== Record extracts ==

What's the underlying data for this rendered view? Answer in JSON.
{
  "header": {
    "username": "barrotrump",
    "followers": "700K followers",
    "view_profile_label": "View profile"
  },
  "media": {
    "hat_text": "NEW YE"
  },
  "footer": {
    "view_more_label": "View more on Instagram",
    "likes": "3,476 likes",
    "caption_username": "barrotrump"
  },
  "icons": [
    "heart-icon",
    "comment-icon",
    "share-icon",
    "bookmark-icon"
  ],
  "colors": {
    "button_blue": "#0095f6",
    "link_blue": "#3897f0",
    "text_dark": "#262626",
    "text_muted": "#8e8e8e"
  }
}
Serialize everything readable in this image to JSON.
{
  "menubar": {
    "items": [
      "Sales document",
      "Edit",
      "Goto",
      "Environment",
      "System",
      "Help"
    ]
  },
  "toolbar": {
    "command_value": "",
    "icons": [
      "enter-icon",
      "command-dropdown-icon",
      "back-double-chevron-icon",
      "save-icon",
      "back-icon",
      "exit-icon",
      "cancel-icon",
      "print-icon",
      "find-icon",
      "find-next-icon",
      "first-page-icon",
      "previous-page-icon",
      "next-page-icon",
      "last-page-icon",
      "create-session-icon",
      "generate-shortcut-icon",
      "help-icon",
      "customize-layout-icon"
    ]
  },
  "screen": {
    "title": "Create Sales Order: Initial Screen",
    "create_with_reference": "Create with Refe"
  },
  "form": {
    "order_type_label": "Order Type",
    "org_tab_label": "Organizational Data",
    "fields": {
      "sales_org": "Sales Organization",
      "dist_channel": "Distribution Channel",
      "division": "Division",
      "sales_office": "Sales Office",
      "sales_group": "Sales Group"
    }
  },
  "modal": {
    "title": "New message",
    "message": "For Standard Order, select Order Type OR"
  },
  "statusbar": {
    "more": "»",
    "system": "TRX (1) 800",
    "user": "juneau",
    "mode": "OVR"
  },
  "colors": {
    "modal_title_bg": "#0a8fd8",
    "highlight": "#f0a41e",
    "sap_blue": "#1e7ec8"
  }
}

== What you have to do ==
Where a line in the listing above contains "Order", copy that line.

== Solution for this problem ==
    "title": "Create Sales Order: Initial Screen",
    "order_type_label": "Order Type",
    "message": "For Standard Order, select Order Type OR"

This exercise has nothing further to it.